(Web page and app entries)
____
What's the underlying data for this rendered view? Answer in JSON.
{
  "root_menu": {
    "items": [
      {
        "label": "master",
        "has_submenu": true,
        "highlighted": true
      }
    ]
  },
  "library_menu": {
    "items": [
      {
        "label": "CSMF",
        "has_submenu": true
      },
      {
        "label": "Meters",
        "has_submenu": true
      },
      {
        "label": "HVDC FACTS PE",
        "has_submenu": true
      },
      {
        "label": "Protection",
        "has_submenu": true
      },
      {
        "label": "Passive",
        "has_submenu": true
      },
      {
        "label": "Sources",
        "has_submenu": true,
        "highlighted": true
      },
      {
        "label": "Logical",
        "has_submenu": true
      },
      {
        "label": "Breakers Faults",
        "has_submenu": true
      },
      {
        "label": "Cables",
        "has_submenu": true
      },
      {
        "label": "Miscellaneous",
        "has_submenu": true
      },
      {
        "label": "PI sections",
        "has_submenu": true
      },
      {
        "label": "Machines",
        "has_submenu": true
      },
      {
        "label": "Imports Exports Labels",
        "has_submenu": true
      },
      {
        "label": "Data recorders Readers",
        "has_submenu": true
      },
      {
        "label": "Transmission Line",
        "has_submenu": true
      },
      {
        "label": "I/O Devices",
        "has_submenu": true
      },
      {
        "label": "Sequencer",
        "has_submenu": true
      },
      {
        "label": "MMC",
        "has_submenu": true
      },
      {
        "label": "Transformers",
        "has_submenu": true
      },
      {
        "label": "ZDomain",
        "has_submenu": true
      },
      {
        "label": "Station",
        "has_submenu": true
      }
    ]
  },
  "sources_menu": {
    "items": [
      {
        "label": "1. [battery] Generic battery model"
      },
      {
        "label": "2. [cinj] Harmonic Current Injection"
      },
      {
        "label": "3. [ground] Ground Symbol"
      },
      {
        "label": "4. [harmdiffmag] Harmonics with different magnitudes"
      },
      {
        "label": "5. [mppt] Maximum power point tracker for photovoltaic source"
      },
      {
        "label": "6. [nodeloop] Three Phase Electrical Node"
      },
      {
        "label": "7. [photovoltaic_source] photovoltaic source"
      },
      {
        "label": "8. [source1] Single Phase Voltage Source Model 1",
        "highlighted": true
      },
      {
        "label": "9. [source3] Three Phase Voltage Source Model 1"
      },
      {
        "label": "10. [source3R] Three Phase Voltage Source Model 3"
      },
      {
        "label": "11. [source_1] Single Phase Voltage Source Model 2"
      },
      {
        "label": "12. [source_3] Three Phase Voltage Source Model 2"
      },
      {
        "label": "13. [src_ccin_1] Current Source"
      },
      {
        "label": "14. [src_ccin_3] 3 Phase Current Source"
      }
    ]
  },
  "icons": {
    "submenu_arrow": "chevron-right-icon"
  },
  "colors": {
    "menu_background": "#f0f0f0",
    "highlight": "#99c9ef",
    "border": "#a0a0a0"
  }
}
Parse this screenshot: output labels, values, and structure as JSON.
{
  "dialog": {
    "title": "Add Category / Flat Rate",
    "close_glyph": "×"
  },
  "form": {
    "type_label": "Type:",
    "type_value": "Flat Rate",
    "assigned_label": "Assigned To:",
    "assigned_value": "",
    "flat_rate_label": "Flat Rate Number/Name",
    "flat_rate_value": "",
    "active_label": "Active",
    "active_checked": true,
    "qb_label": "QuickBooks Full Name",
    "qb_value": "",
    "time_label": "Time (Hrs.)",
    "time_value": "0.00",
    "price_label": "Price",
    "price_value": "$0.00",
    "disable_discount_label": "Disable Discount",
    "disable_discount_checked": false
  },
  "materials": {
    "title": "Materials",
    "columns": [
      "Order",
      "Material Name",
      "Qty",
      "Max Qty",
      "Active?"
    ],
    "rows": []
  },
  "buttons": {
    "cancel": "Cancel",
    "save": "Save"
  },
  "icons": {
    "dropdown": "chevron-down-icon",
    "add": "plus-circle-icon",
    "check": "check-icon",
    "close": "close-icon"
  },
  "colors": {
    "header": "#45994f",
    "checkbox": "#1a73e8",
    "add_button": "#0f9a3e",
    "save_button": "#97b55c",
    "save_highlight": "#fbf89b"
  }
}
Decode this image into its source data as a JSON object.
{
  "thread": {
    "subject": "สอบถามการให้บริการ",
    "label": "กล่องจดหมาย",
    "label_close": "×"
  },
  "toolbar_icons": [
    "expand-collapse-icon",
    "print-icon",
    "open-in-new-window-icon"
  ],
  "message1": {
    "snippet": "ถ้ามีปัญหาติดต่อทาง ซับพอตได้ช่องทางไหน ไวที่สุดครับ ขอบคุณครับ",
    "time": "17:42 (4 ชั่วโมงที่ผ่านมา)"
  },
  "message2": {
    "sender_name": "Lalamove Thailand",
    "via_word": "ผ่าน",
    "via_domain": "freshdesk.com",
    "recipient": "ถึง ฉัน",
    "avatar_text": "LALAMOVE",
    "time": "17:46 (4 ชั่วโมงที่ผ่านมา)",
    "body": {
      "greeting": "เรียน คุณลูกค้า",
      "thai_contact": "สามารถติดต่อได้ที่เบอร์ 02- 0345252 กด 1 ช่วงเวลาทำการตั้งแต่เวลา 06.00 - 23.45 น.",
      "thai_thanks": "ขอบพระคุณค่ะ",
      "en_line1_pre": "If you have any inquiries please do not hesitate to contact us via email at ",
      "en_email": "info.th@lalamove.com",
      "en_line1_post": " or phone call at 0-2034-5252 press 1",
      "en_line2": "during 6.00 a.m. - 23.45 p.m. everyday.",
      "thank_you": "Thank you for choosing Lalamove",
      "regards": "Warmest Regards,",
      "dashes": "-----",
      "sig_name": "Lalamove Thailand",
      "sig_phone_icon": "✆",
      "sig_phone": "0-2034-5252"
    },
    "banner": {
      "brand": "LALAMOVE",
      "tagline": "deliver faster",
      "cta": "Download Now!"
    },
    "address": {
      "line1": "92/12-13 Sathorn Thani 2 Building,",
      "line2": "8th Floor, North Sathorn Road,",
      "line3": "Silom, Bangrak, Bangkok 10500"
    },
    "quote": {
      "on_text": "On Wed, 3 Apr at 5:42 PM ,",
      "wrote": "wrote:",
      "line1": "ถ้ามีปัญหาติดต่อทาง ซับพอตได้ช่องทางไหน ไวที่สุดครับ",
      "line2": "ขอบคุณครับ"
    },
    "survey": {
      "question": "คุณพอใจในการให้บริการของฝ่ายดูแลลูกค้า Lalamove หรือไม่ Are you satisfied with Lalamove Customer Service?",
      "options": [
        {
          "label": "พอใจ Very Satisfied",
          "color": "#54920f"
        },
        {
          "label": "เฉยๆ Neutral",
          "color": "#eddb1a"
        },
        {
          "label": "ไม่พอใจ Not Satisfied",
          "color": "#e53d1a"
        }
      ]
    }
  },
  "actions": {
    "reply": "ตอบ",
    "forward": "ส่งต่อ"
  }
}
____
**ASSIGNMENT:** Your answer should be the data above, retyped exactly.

**RESPONSE TO THIS TASK:**
What's the underlying data for this rendered view? Answer in JSON.
{
  "root_menu": {
    "items": [
      {
        "label": "master",
        "has_submenu": true,
        "highlighted": true
      }
    ]
  },
  "library_menu": {
    "items": [
      {
        "label": "CSMF",
        "has_submenu": true
      },
      {
        "label": "Meters",
        "has_submenu": true
      },
      {
        "label": "HVDC FACTS PE",
        "has_submenu": true
      },
      {
        "label": "Protection",
        "has_submenu": true
      },
      {
        "label": "Passive",
        "has_submenu": true
      },
      {
        "label": "Sources",
        "has_submenu": true,
        "highlighted": true
      },
      {
        "label": "Logical",
        "has_submenu": true
      },
      {
        "label": "Breakers Faults",
        "has_submenu": true
      },
      {
        "label": "Cables",
        "has_submenu": true
      },
      {
        "label": "Miscellaneous",
        "has_submenu": true
      },
      {
        "label": "PI sections",
        "has_submenu": true
      },
      {
        "label": "Machines",
        "has_submenu": true
      },
      {
        "label": "Imports Exports Labels",
        "has_submenu": true
      },
      {
        "label": "Data recorders Readers",
        "has_submenu": true
      },
      {
        "label": "Transmission Line",
        "has_submenu": true
      },
      {
        "label": "I/O Devices",
        "has_submenu": true
      },
      {
        "label": "Sequencer",
        "has_submenu": true
      },
      {
        "label": "MMC",
        "has_submenu": true
      },
      {
        "label": "Transformers",
        "has_submenu": true
      },
      {
        "label": "ZDomain",
        "has_submenu": true
      },
      {
        "label": "Station",
        "has_submenu": true
      }
    ]
  },
  "sources_menu": {
    "items": [
      {
        "label": "1. [battery] Generic battery model"
      },
      {
        "label": "2. [cinj] Harmonic Current Injection"
      },
      {
        "label": "3. [ground] Ground Symbol"
      },
      {
        "label": "4. [harmdiffmag] Harmonics with different magnitudes"
      },
      {
        "label": "5. [mppt] Maximum power point tracker for photovoltaic source"
      },
      {
        "label": "6. [nodeloop] Three Phase Electrical Node"
      },
      {
        "label": "7. [photovoltaic_source] photovoltaic source"
      },
      {
        "label": "8. [source1] Single Phase Voltage Source Model 1",
        "highlighted": true
      },
      {
        "label": "9. [source3] Three Phase Voltage Source Model 1"
      },
      {
        "label": "10. [source3R] Three Phase Voltage Source Model 3"
      },
      {
        "label": "11. [source_1] Single Phase Voltage Source Model 2"
      },
      {
        "label": "12. [source_3] Three Phase Voltage Source Model 2"
      },
      {
        "label": "13. [src_ccin_1] Current Source"
      },
      {
        "label": "14. [src_ccin_3] 3 Phase Current Source"
      }
    ]
  },
  "icons": {
    "submenu_arrow": "chevron-right-icon"
  },
  "colors": {
    "menu_background": "#f0f0f0",
    "highlight": "#99c9ef",
    "border": "#a0a0a0"
  }
}
Parse this screenshot: output labels, values, and structure as JSON.
{
  "dialog": {
    "title": "Add Category / Flat Rate",
    "close_glyph": "×"
  },
  "form": {
    "type_label": "Type:",
    "type_value": "Flat Rate",
    "assigned_label": "Assigned To:",
    "assigned_value": "",
    "flat_rate_label": "Flat Rate Number/Name",
    "flat_rate_value": "",
    "active_label": "Active",
    "active_checked": true,
    "qb_label": "QuickBooks Full Name",
    "qb_value": "",
    "time_label": "Time (Hrs.)",
    "time_value": "0.00",
    "price_label": "Price",
    "price_value": "$0.00",
    "disable_discount_label": "Disable Discount",
    "disable_discount_checked": false
  },
  "materials": {
    "title": "Materials",
    "columns": [
      "Order",
      "Material Name",
      "Qty",
      "Max Qty",
      "Active?"
    ],
    "rows": []
  },
  "buttons": {
    "cancel": "Cancel",
    "save": "Save"
  },
  "icons": {
    "dropdown": "chevron-down-icon",
    "add": "plus-circle-icon",
    "check": "check-icon",
    "close": "close-icon"
  },
  "colors": {
    "header": "#45994f",
    "checkbox": "#1a73e8",
    "add_button": "#0f9a3e",
    "save_button": "#97b55c",
    "save_highlight": "#fbf89b"
  }
}
Decode this image into its source data as a JSON object.
{
  "thread": {
    "subject": "สอบถามการให้บริการ",
    "label": "กล่องจดหมาย",
    "label_close": "×"
  },
  "toolbar_icons": [
    "expand-collapse-icon",
    "print-icon",
    "open-in-new-window-icon"
  ],
  "message1": {
    "snippet": "ถ้ามีปัญหาติดต่อทาง ซับพอตได้ช่องทางไหน ไวที่สุดครับ ขอบคุณครับ",
    "time": "17:42 (4 ชั่วโมงที่ผ่านมา)"
  },
  "message2": {
    "sender_name": "Lalamove Thailand",
    "via_word": "ผ่าน",
    "via_domain": "freshdesk.com",
    "recipient": "ถึง ฉัน",
    "avatar_text": "LALAMOVE",
    "time": "17:46 (4 ชั่วโมงที่ผ่านมา)",
    "body": {
      "greeting": "เรียน คุณลูกค้า",
      "thai_contact": "สามารถติดต่อได้ที่เบอร์ 02- 0345252 กด 1 ช่วงเวลาทำการตั้งแต่เวลา 06.00 - 23.45 น.",
      "thai_thanks": "ขอบพระคุณค่ะ",
      "en_line1_pre": "If you have any inquiries please do not hesitate to contact us via email at ",
      "en_email": "info.th@lalamove.com",
      "en_line1_post": " or phone call at 0-2034-5252 press 1",
      "en_line2": "during 6.00 a.m. - 23.45 p.m. everyday.",
      "thank_you": "Thank you for choosing Lalamove",
      "regards": "Warmest Regards,",
      "dashes": "-----",
      "sig_name": "Lalamove Thailand",
      "sig_phone_icon": "✆",
      "sig_phone": "0-2034-5252"
    },
    "banner": {
      "brand": "LALAMOVE",
      "tagline": "deliver faster",
      "cta": "Download Now!"
    },
    "address": {
      "line1": "92/12-13 Sathorn Thani 2 Building,",
      "line2": "8th Floor, North Sathorn Road,",
      "line3": "Silom, Bangrak, Bangkok 10500"
    },
    "quote": {
      "on_text": "On Wed, 3 Apr at 5:42 PM ,",
      "wrote": "wrote:",
      "line1": "ถ้ามีปัญหาติดต่อทาง ซับพอตได้ช่องทางไหน ไวที่สุดครับ",
      "line2": "ขอบคุณครับ"
    },
    "survey": {
      "question": "คุณพอใจในการให้บริการของฝ่ายดูแลลูกค้า Lalamove หรือไม่ Are you satisfied with Lalamove Customer Service?",
      "options": [
        {
          "label": "พอใจ Very Satisfied",
          "color": "#54920f"
        },
        {
          "label": "เฉยๆ Neutral",
          "color": "#eddb1a"
        },
        {
          "label": "ไม่พอใจ Not Satisfied",
          "color": "#e53d1a"
        }
      ]
    }
  },
  "actions": {
    "reply": "ตอบ",
    "forward": "ส่งต่อ"
  }
}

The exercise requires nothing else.